Frailty and falls in people living with multiple sclerosis

Arch Phys Med Rehabil. 2021 Nov 24;S0003-9993(21)01576-8. doi: 10.1016/j.apmr.2021.10.025. Online ahead of print.

Abstract

Objective: To explore the association between frailty and history of falls in people living with multiple sclerosis (MS).

Design: Secondary analysis.

Setting: University research laboratories in the United States and Israel.

Participants: 118 people with relapsing-remitting MS [age=48.9 years (SD=10.0); 74.6% female; expanded disability status scale (EDSS) range=1.0-6.0] were studied in this cross-sectional analysis.

Intervention: Not applicable.

Main outcomes: A frailty index was calculated from 40 health deficits by following standard validated procedures. The number of falls (12-month history) was recorded.

Results: Overall, 33.9%, 29.7%, and 36.4% of participants were classified as non-frail, moderately frail, and severely frail, respectively. The frailty index was significantly correlated (ρ=0.37, p<0.001) with higher scores on the EDSS. In univariable negative binomial regression analysis, the frailty index was associated with a higher number of falls (IRR=3.33, 95%CI[1.85-5.99], p<0.001). After adjustment for age, gender and EDSS, frailty remained strongly associated with history of falls (IRR=2.78, 95%CI[1.51-5.10], p=0.001).

Conclusion: The current study identifies a significant relationship between frailty and history of falls in MS, independent of age, gender, and disease severity. These findings support the notion that frailty is a syndrome related to, but independent of, disability in MS.

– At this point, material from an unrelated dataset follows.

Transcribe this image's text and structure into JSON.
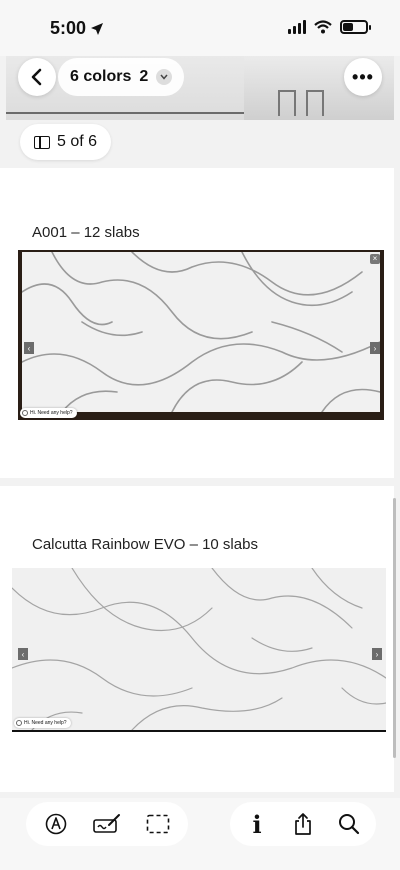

Keywords: Multiple sclerosis; accidental falls; aging; disability; frailty.